You know more or less what to expect for the next 90-plus minutes – a brooding, reluctant hero using his mettle to right some sort of wrong.
Formulas matters in Hollywood, arguably more than ever in our risk-averse age.
So let’s greet “Run All Night” like a bedraggled old friend who occasionally overstays his welcome. It’s briskly directed without much in the way of originality, and the key roles are cast well enough to trump the thin characterizations.
Hardly a pullout quote for the movie poster, but Neeson fans will nod … and then get in line.
Neeson stars as Jimmy, a burned out hit man whose too soused to be much good to anybody. He’s still tight with fellow Irish mobster Shawn (Ed Harris), but their bond shatters when Jimmy is forced to kill Shawn’s son to protect his own flesh and blood (Joel Kinnaman).
Now, it’s a basic revenge saga, with all the good times between Jimmy and Sean swept away by a hunger for street justice. Shawn won’t stop until both Jimmy and his son are dead and buried.
That’s more or less it. Kinnaman’s character, a straight shooter with a beautiful family, wants nothing to do with his father. But only dear ol’ dad can protect the son from Shawn’s goon squad.
Director Jaume Collet-Serra knows precisely what to squeeze out of his leading man. They’ve already hit their marks together in “Unknown” and “Non-Stop.” Adding Kinnaman to the mix gives “Run All Night” a slight but discernible edge. “The Killing” star is so tightly wound he lends even tranquil scenes a dash of unease.
Somehow, Neeson and Kinnamon forge a bond that lets us inside their fractured family, which makes the sharply executed gun battles worth deciphering through Collet-Serra’s fuzzy framing.
Common enters the picture midway through as a proficient killing machine, but he’s still no match for Neeson. Even a token Expendable would struggle with Neeson at this point. He brings a bruised intensity to his action movie roles, the kind that lets viewers know there’s not a soul on screen who can match up to him.
“Run All Night” packs a predictable faux ending, paving the way for one last round of improbably heroism. It won’t be the last for Neeson. He’s an actor who knows precisely what’s expected of him, and he refused to deliver anything less, or more.

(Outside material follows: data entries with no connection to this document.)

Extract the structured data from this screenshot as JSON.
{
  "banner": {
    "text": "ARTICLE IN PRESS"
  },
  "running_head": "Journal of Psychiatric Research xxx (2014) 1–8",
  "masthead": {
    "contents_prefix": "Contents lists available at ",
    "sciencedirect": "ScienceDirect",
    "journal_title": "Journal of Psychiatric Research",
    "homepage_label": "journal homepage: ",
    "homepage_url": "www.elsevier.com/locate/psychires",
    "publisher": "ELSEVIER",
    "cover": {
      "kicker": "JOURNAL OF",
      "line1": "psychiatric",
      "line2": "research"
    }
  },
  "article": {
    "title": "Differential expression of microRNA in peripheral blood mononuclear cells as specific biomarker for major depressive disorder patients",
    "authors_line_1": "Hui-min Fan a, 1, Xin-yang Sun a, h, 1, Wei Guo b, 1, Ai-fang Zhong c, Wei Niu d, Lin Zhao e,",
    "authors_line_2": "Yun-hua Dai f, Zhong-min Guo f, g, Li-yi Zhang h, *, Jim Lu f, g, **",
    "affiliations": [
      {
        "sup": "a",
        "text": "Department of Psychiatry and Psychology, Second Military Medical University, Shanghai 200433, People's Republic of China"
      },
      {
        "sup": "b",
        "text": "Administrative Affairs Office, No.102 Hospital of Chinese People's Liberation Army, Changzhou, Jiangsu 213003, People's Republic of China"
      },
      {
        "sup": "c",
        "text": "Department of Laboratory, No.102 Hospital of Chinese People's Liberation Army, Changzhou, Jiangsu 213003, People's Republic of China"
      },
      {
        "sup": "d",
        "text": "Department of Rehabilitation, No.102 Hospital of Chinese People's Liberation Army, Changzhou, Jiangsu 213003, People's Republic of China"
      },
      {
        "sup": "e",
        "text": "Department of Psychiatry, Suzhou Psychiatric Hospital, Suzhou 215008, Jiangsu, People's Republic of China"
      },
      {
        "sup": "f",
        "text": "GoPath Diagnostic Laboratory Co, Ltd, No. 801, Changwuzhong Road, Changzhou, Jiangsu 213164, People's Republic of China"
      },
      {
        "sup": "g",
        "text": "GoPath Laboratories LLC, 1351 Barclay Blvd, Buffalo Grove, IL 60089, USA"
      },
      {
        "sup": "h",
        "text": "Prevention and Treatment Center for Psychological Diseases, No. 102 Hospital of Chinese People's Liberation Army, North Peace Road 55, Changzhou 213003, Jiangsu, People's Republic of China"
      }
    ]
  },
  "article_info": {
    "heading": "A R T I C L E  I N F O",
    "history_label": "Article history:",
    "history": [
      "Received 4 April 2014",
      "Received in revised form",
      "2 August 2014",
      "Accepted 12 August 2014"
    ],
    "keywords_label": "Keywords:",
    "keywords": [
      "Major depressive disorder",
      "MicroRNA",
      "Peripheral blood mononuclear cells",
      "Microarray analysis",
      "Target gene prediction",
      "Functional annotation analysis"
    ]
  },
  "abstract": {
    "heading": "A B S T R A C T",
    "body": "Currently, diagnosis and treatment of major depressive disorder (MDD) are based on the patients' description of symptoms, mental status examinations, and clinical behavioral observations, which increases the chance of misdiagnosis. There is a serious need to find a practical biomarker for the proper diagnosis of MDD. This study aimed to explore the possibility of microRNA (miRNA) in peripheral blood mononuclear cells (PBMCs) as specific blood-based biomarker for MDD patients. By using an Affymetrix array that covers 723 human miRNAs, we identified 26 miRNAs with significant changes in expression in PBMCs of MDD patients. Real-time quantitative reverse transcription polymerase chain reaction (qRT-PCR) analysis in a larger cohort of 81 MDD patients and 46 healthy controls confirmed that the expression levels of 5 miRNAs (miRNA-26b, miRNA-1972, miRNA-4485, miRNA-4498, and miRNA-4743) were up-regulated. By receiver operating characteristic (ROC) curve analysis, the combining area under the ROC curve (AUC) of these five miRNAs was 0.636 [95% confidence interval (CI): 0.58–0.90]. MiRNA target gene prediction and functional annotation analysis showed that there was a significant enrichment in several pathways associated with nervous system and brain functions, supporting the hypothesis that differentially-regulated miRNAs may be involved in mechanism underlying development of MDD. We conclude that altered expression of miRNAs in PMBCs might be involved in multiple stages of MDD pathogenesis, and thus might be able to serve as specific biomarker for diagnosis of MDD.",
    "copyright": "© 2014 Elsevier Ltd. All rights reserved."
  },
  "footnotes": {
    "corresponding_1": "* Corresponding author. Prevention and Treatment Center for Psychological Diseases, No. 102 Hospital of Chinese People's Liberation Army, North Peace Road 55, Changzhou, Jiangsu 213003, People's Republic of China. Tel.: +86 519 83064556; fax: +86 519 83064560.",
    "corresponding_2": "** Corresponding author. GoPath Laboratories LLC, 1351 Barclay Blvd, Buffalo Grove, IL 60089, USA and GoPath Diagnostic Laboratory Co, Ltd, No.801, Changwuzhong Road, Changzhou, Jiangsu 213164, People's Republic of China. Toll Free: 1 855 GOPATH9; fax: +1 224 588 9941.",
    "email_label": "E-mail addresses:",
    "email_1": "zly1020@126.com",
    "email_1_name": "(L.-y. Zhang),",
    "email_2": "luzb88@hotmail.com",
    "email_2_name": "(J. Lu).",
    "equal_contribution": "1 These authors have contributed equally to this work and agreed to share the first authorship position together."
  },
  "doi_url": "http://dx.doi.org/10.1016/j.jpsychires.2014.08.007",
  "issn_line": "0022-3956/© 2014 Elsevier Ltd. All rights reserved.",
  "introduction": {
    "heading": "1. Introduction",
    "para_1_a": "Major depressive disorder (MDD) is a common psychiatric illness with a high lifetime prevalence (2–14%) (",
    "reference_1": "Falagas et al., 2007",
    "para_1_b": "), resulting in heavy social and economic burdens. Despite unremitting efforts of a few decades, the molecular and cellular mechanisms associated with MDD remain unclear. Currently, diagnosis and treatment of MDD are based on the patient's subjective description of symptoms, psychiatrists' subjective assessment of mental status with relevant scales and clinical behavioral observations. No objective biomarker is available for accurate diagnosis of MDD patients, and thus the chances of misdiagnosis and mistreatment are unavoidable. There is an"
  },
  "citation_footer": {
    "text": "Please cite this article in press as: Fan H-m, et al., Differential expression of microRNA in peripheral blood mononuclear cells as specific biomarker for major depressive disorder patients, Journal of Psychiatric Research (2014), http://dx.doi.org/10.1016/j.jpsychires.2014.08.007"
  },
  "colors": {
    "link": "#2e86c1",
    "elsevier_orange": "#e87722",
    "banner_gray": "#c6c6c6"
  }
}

SECOND OPINION: Nell “Movie Mom” Minow found the film’s storytelling coincidences and bland characterizations beneath Liam Neeson’s prior efforts.